I liked this a lot, it was one of the novels I was looking forward to most in this re-read, and in many ways it fulfilled my expectations. The final line of the penultimate chapter is extremely powerful.
But it is rather remarkable that I like it so much, because it's not much of a detection novel. If I remember correctly, there's one single physical clue to the killer's identity. Everything else is simply psychological, and in the end the identity of the murderer is just revealed, without anyone having detected who they are.
Otherwise, the main thing with this story is naturally precisely that, the identity of the murderer. It's one you probably never will forget, and it's also telling that there are very few similar murderers in other works by Golden Age authors. At this very moment, I can only recall one other such story. (Modern mystery writing, on the other hand, is full of murderers of this kind.)

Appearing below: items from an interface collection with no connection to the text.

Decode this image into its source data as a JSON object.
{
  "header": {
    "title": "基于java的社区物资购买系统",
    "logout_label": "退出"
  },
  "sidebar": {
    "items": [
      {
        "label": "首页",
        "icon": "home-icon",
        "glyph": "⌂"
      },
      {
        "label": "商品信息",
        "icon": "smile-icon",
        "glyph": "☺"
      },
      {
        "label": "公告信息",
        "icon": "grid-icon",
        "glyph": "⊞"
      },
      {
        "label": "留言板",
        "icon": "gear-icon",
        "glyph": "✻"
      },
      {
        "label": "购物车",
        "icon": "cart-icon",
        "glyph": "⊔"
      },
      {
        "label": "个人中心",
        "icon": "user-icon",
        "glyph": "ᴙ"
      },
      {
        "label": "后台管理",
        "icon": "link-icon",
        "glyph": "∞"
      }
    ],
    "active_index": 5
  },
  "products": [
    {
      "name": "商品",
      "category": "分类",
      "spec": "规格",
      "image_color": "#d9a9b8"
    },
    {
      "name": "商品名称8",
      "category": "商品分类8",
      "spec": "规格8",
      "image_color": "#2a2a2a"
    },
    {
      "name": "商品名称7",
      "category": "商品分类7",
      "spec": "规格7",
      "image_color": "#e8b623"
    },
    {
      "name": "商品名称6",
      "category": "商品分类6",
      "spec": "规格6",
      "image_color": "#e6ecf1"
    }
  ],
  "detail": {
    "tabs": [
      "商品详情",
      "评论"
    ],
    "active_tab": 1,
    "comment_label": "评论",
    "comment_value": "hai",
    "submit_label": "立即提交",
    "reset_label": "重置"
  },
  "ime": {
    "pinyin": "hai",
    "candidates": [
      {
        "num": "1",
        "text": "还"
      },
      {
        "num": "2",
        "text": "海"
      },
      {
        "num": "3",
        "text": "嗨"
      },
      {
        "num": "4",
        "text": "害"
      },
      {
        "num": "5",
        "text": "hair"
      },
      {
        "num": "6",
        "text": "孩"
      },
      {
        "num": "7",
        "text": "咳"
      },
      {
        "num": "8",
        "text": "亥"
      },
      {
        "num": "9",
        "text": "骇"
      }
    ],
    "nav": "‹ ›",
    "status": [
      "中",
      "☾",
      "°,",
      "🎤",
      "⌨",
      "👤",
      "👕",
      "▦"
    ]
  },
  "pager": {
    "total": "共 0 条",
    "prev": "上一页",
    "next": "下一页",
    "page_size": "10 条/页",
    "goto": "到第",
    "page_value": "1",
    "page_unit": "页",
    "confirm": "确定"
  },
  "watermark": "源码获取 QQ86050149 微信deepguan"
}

I'm awarding this an excellent 92 out of 100. I was close to putting a perfect 100, but realised that the absence of any true detective work at all needs some penalising. To be honest, the only one acting as a detective at all is Chief Inspector Taverner and maybe the twelve year old daughter of the house, Josephine.
Konstiga huset is one of the possible translations of Crooked House and works well as a title, both in British and in Swedish. I guess the novel is a bit of an outlier in Christie's production, but it still has six different editions here in Sweden.
The 1950 cover is yet another of those semi-humorous covers from around that period. In this case, I find it kinda suitable and fitting. It's interesting to contrast with the 1963 cover, which doesn't do much differently, but still manages to look quite a bit worse.
The Fontana cover crops up with the 1966 Zebra edition, looking its vaguely sinister self. It's the one I own, and I like it quite a bit. But isn't it actually a bit spoiler-y? One of the items is not mentioned at all until the very end when we learn the killer's motive. For 1977's book club cover we get a closeup of Josephine looking through the doorway. It's not entirely distinguished, which I suppose is quite a feat for a book club cover.
The mid 80s cover also features Josephine - at least I think that's supposed to be her - and the house in the background, though it doesn't look all that crooked to me. An okay cover, nothing more. But the 1990 one I like! All perspectives are off and it truly suggests the topsyturviness of the house and its inhabitants. Nicely done.